This is one reason why reading is typically better than TV. There is usually more choice, more sophistication and more thinking involved.

The best solution for drifting (next to having a child of course) is to direct your time towards a fulfilling and purposeful hobby and let that guide your TV or internet or reading etc. Do not just drift through the bookstore hoping to find something to interest you – although I do admit so sometimes wavering on this principle in front of the history section.

I like writing, gardening; activities which at the end of the day you have something concrete to show for it. I suspect blogging is similar. You write; you analyze; you get comments to think about and you have something at the end as an object of pride.

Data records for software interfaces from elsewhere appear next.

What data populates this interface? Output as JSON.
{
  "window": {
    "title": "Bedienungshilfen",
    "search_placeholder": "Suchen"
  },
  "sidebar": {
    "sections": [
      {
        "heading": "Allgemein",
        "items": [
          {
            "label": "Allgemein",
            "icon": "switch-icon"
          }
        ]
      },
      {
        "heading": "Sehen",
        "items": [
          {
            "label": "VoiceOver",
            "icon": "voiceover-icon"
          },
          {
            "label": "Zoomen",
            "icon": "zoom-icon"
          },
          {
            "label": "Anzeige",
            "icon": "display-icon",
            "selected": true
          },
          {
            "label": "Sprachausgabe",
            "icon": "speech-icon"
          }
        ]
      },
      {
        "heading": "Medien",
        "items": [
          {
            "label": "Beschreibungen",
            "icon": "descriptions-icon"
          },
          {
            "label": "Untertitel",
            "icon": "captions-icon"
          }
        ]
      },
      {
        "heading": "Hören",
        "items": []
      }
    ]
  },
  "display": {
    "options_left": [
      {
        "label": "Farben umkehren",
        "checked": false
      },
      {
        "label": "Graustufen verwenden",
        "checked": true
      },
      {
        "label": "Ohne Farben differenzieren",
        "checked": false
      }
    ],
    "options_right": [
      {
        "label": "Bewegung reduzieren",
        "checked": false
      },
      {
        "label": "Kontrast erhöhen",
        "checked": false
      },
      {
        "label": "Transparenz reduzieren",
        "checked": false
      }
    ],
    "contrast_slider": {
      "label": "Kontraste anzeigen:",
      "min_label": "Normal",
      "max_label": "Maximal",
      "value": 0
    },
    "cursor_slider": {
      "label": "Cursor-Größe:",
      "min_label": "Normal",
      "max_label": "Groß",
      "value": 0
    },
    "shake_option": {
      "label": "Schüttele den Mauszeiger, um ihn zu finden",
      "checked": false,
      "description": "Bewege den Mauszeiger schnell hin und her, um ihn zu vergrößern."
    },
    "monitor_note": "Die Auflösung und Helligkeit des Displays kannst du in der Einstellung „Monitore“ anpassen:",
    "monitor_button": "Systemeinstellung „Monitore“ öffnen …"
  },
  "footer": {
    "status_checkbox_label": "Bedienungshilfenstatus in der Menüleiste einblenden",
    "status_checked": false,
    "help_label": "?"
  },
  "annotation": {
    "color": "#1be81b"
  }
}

Gus Van Horn said...

"Do not just drift through the bookstore hoping to find something to interest you – although I do admit so sometimes wavering on this principle in front of the history section."

But are you really wavering on the principle -- or allowing yourself to explore? I have made some of my best mental connections when allowing myself to daydream, for lack of a better word, during walks or drives, or when enjoying a less-than-demanding leisure activity. I think there is a valid and useful distinction to be made between drifting and not being in a state of laser-like focus at some given moment.

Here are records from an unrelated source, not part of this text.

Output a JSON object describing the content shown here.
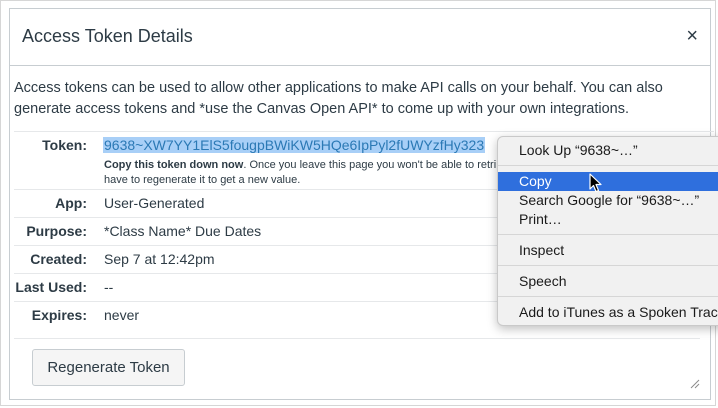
{
  "dialog": {
    "title": "Access Token Details",
    "close_symbol": "×",
    "intro": "Access tokens can be used to allow other applications to make API calls on your behalf. You can also generate access tokens and *use the Canvas Open API* to come up with your own integrations."
  },
  "token": {
    "label": "Token:",
    "value": "9638~XW7YY1ElS5fougpBWiKW5HQe6IpPyl2fUWYzfHy323",
    "note_bold": "Copy this token down now",
    "note_rest": ". Once you leave this page you won't be able to retri",
    "note_line2": "have to regenerate it to get a new value."
  },
  "details": [
    {
      "label": "App:",
      "value": "User-Generated"
    },
    {
      "label": "Purpose:",
      "value": "*Class Name* Due Dates"
    },
    {
      "label": "Created:",
      "value": "Sep 7 at 12:42pm"
    },
    {
      "label": "Last Used:",
      "value": "--"
    },
    {
      "label": "Expires:",
      "value": "never"
    }
  ],
  "regenerate_label": "Regenerate Token",
  "context_menu": {
    "items": [
      "Look Up “9638~…”",
      "Copy",
      "Search Google for “9638~…”",
      "Print…",
      "Inspect",
      "Speech",
      "Add to iTunes as a Spoken Track"
    ],
    "active_item": "Copy",
    "active_color": "#2f6fdd"
  }
}
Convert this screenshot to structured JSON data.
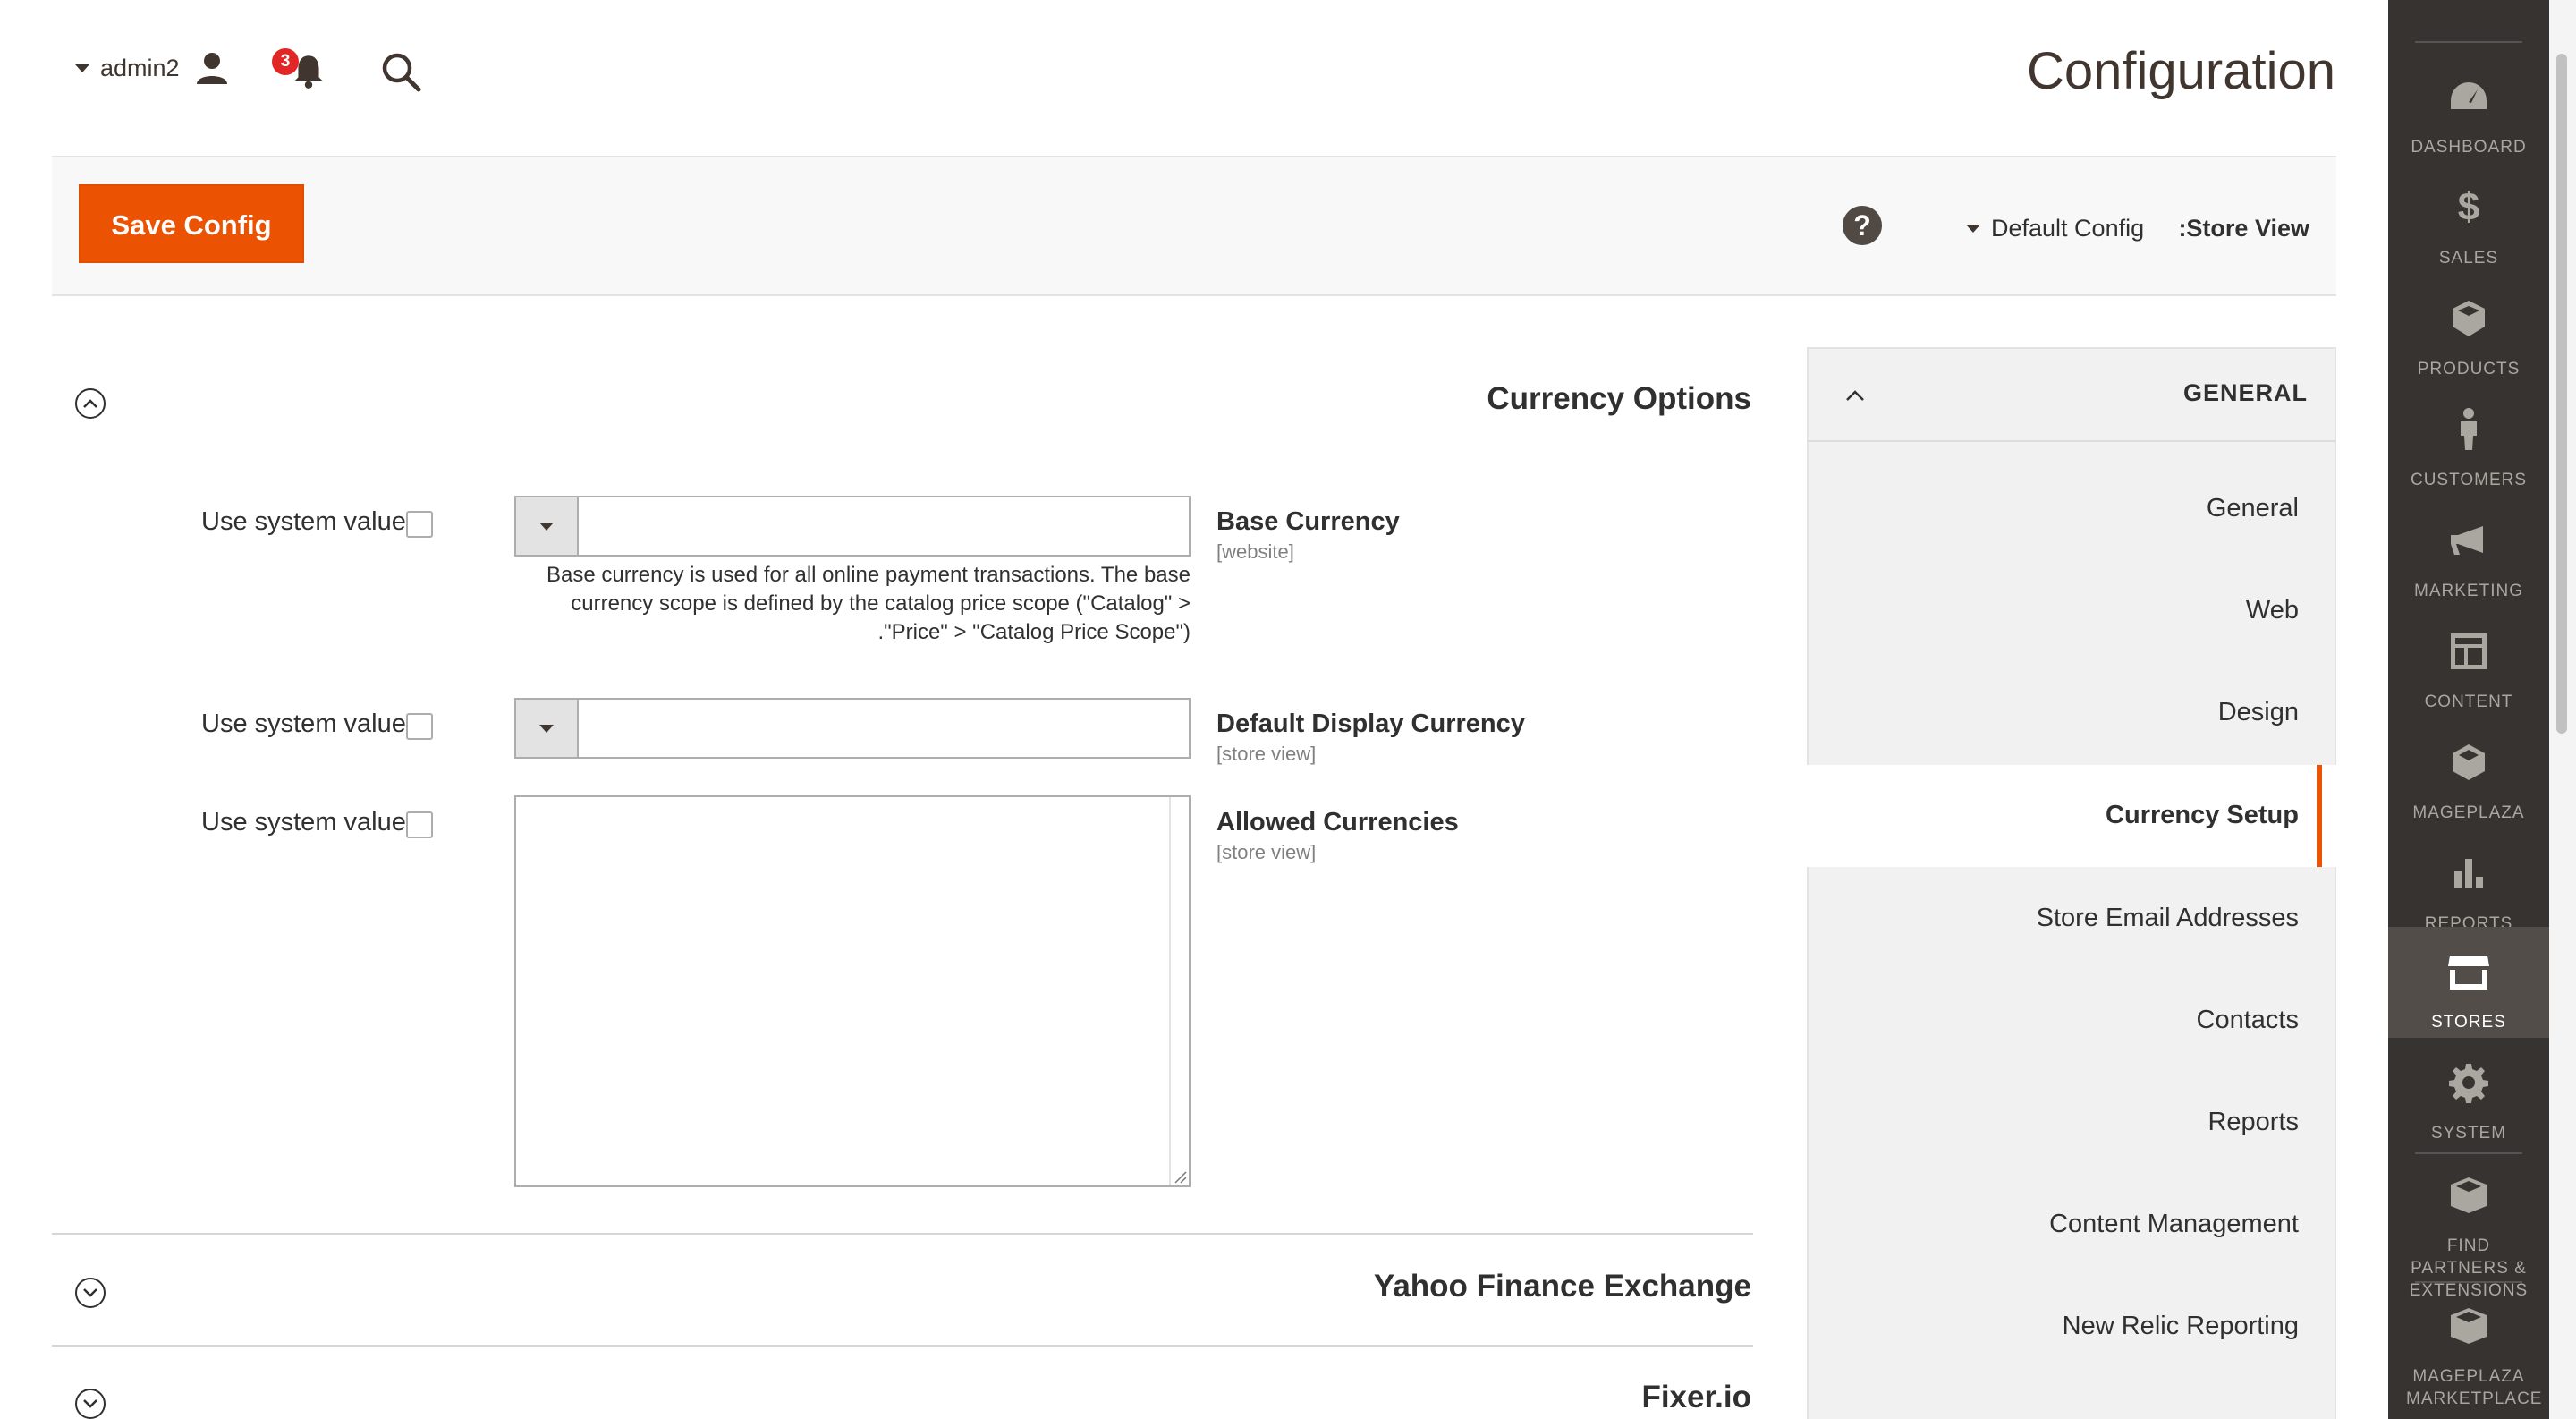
{
  "header": {
    "page_title": "Configuration",
    "username": "admin2",
    "notification_count": "3"
  },
  "actions": {
    "save_label": "Save Config",
    "help_glyph": "?",
    "scope_value": "Default Config",
    "scope_label": ":Store View"
  },
  "section": {
    "currency_options": {
      "title": "Currency Options",
      "fields": [
        {
          "label": "Base Currency",
          "scope": "[website]",
          "use_system": "Use system value",
          "value": "",
          "note": "Base currency is used for all online payment transactions. The base currency scope is defined by the catalog price scope (\"Catalog\" > \"Price\" > \"Catalog Price Scope\")."
        },
        {
          "label": "Default Display Currency",
          "scope": "[store view]",
          "use_system": "Use system value",
          "value": ""
        },
        {
          "label": "Allowed Currencies",
          "scope": "[store view]",
          "use_system": "Use system value"
        }
      ]
    },
    "yahoo": {
      "title": "Yahoo Finance Exchange"
    },
    "fixer": {
      "title": "Fixer.io"
    }
  },
  "config_tabs": {
    "group_title": "GENERAL",
    "items": [
      {
        "label": "General"
      },
      {
        "label": "Web"
      },
      {
        "label": "Design"
      },
      {
        "label": "Currency Setup",
        "active": true
      },
      {
        "label": "Store Email Addresses"
      },
      {
        "label": "Contacts"
      },
      {
        "label": "Reports"
      },
      {
        "label": "Content Management"
      },
      {
        "label": "New Relic Reporting"
      }
    ]
  },
  "admin_nav": {
    "items": [
      {
        "label": "DASHBOARD",
        "icon": "dashboard-icon"
      },
      {
        "label": "SALES",
        "icon": "dollar-icon"
      },
      {
        "label": "PRODUCTS",
        "icon": "cube-icon"
      },
      {
        "label": "CUSTOMERS",
        "icon": "person-icon"
      },
      {
        "label": "MARKETING",
        "icon": "megaphone-icon"
      },
      {
        "label": "CONTENT",
        "icon": "layout-icon"
      },
      {
        "label": "MAGEPLAZA",
        "icon": "mageplaza-icon"
      },
      {
        "label": "REPORTS",
        "icon": "bar-chart-icon"
      },
      {
        "label": "STORES",
        "icon": "store-icon",
        "active": true
      },
      {
        "label": "SYSTEM",
        "icon": "gear-icon"
      },
      {
        "label": "FIND PARTNERS & EXTENSIONS",
        "icon": "blocks-icon"
      },
      {
        "label": "MAGEPLAZA MARKETPLACE",
        "icon": "blocks-icon"
      }
    ]
  }
}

Steve D said...

Agreed. I was using the term 'wavering on this principle' more as a lose expression than a literal statement. Of course, I was still focused; I was in front of the history section actively pulling books and flipping through the pages, not wandering aimlessly through book store waiting for first shiny cover to catch my eye. Exploring the books (or just typing the term ‘ancient history’ on Amazon allows you to discover new things you never considered before.

They key word in your above paragraph is ‘laser-like’. I think there are different types and degrees of focus. I can think of differences between my book store experience; reading a novel, reading a scientific article, actively performing an experiment, going on a date, teaching my son, etc. They involve at least the direction, breadth, and object of your focus. This seems like an interesting subject to explore in the future.

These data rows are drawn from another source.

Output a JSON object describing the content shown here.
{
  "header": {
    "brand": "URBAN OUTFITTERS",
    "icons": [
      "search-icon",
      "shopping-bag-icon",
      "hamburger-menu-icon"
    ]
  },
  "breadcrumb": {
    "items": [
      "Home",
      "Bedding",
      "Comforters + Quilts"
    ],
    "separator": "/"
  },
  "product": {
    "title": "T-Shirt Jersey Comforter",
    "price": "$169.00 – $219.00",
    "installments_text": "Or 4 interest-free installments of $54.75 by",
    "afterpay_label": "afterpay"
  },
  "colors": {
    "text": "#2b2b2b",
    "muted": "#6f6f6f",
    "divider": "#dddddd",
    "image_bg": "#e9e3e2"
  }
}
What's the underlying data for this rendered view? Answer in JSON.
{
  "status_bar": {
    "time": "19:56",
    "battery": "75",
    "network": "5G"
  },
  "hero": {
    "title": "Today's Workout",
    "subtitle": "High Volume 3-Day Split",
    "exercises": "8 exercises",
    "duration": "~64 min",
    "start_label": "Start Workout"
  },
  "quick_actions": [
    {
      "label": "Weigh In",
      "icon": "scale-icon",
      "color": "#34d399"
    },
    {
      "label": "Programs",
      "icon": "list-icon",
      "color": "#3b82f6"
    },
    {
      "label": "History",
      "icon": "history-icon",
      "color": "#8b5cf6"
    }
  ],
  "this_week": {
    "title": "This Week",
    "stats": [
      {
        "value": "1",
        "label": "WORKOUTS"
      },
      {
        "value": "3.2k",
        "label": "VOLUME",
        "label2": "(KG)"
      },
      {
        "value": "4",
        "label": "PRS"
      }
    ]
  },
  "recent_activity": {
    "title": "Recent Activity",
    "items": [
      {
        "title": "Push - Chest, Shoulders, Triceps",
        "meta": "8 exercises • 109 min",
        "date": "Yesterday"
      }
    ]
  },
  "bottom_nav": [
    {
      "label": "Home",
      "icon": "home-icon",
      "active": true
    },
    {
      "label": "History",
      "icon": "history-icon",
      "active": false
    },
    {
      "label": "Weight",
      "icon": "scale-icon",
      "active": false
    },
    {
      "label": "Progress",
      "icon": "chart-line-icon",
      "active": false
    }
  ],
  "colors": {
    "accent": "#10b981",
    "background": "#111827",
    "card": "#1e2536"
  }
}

Mike said...

First, it's surprising to say that increased TV watching is a positive benefit of reduced websurfing! O mores o tempora!!! But that's really just a low jab for laughs, since in fact there's some very good TV in existence.

Second, I recently moved abroad for work and have much reduced Internet access myself, and I have to agree with all of this. It's surprising how much time can be eaten up just in loading browsers and the like—I went online at home one evening to pay a bill and found it took 16 minutes! While there are some blogs I still follow daily at work, yours and John Cook's, the others have been shunted off to early Sunday afternoons, even The Onion, and quite often I simply forget about them when I do allow myself to stroll around the Internet. Instead I've enjoyed the chance to read books I didn't have or take the chance to read before, and I have to say that for me at least it's been a largely unconscious, painless process.

Gus Van Horn said...

It's a high compliment that you follow my blog, especially in your new context! (I joke with myself that I don't follow my own blog anymore.)

The telly is about to get pared down. One of my last frontiers is reclaiming naptime from the baby. Currently, most of my TV watching comes from the fact that she won't take naps without being held -- and it's too awkward to use anything besides a smart phone or a remote. We finally have the beginnings of a plan in place to fix the problem...

Funny that we're both up now. Consider my effective time zone to be that of the Azores.

Off to the shower and the weekly house-straightening while the baby is still asleep.